DURHAM, N.C. -- Duke University has received a $4.5 million grant to support the management of field-testing transformative sanitation technologies to improve public health, Ravi V. Bellamkonda, Vinik Dean of the Pratt School of Engineering at Duke, announced Thursday.

The Duke University Center for Water, Sanitation, Hygiene and Infectious Disease (WaSH-AID) received the grant from the Bill & Melinda Gates Foundation to support the management of field testing of “reinvented toilets” and other new hygienic technologies in India. The grant will enable the Center for WaSH-AID researchers, partnering with the Indian Institute of Technology, Madras and relevant Indian government stakeholders, to help colleagues test maturing sanitation technologies with actual users and communities. 

“Duke engineers are leading transformative research to provide safe sanitation solutions for both local and global communities,” Bellamkonda said. “We are grateful for the Bill & Melinda Gates Foundation’s investment in our Center for WaSH-AID to lead collaboration with experts at Duke, across the industry and around the world to address this critical societal challenge. 

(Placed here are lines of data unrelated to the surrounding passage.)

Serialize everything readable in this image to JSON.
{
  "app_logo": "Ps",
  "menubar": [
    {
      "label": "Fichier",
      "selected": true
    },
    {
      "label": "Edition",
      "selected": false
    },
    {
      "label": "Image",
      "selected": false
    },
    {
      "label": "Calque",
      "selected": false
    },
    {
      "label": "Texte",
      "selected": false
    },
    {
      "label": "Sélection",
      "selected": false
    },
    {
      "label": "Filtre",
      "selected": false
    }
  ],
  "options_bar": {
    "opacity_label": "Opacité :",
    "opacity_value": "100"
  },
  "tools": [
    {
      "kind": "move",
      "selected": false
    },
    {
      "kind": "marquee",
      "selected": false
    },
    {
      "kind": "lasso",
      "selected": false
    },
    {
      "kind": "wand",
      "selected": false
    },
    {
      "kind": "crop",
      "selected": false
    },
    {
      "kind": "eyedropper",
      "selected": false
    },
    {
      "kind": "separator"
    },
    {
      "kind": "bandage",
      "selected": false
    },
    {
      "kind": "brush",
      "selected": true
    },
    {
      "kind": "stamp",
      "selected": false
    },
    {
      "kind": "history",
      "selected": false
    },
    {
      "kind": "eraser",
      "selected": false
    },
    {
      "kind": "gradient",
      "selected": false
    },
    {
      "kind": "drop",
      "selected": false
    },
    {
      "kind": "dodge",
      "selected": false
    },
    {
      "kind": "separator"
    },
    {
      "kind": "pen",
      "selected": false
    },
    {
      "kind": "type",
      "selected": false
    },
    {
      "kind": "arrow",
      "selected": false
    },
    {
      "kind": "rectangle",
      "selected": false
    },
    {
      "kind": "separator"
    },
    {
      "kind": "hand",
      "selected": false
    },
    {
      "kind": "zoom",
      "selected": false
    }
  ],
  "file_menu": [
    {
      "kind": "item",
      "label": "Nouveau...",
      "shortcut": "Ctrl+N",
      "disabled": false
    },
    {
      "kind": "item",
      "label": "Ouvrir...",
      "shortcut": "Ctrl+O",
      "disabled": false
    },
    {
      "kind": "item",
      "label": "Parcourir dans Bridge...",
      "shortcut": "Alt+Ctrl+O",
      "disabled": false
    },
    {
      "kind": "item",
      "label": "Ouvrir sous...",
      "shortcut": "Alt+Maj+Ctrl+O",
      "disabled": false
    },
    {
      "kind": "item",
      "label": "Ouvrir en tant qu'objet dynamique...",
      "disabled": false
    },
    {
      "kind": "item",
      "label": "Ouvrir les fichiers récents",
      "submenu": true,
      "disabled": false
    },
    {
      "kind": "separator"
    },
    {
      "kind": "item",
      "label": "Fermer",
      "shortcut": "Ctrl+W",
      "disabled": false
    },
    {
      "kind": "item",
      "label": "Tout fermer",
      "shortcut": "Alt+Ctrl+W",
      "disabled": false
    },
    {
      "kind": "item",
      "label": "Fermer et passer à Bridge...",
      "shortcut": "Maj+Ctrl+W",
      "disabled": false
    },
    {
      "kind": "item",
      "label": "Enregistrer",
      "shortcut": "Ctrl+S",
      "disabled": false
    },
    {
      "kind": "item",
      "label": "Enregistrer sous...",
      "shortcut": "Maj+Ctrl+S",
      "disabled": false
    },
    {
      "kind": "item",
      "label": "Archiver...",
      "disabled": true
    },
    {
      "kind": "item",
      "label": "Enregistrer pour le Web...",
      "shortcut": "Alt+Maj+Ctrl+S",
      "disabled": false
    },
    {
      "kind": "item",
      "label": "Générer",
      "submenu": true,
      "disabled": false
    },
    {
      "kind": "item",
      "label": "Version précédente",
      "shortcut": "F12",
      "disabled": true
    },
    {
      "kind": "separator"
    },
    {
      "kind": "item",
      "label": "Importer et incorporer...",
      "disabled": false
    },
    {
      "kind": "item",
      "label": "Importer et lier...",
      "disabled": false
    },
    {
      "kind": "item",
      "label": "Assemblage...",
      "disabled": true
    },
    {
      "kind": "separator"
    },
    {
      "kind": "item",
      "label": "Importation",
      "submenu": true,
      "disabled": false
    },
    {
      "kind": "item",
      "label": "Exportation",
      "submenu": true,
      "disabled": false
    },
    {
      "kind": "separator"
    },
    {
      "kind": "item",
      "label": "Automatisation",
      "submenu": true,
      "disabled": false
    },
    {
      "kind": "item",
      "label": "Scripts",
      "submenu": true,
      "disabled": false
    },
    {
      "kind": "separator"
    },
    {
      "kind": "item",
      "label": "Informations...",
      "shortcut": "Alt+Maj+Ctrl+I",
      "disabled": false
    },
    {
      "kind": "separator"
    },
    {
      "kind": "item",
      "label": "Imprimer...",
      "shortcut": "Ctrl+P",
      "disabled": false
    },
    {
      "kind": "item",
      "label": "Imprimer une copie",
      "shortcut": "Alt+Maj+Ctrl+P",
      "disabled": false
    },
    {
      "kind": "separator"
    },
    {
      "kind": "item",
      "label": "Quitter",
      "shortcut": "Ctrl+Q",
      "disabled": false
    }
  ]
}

“Advancing technologies for public health is particularly germane to control the spread of preventable diseases, and in this case also advance a fundamental human right -- dignity.”

Globally, an estimated 4.2 billion people lack access to safely managed sanitation. Since 2011, the Gates Foundation's “Reinvent the Toilet” initiative has invested hundreds of millions of dollars in new technologies designed to provide inexpensive, off-grid, self-contained sanitation worldwide.

With multiple grants through the initiative, Duke researchers established the Center for WaSH-AID in 2017 to expand on their efforts to develop and deploy novel, sustainable technology-enabled solutions to address complex challenges to human health and the environment.

Through the Center for WaSH-AID, principal investigator Sonia Grego will work with established local partners, supporting the new India Engineering Field Testing (EFT) project, delivering effective field testing and provide rigorous, sophisticated technical evaluation of multiple sanitation technologies developed by researchers from around the world.

The project leverages Grego’s multi-year experience as the technical field testing lead of the Sanitation Technology Platform (STeP), an RTI International program aimed at accelerating business success and social impact in the global sanitation market. In her role, Grego established relationships with field engineers, researchers and institutions in Coimbatore, India. These relationships will form the foundation of ongoing collaboration as the Center for WaSH-AID launches the EFT project.

The extensive data generated by the India EFT team will help bring new technical solutions to market and lower the risks for future technology investments. The India EFT project will also grow the role of Indian personnel and expand collaboration with other Indian research organizations in field testing support.

“Field testing is a critical step in developing these new technologies since they provide us with data on the performance and robustness of prototypes under realistic use conditions,” said Grego, an associate research professor in Duke’s Pratt School of Engineering. “I am thrilled for the opportunity to continue working with a fantastic team of U.S. and Indian engineers to develop these innovative technologies which hold promise to benefit the health of billions of people currently lacking improved sanitation.”

Ultimately, the vision is for the project to become a trusted expandable model in India, providing assessment of onsite sanitation technologies for both government and private clients to accelerate the wide adoption of much-needed sanitation solutions.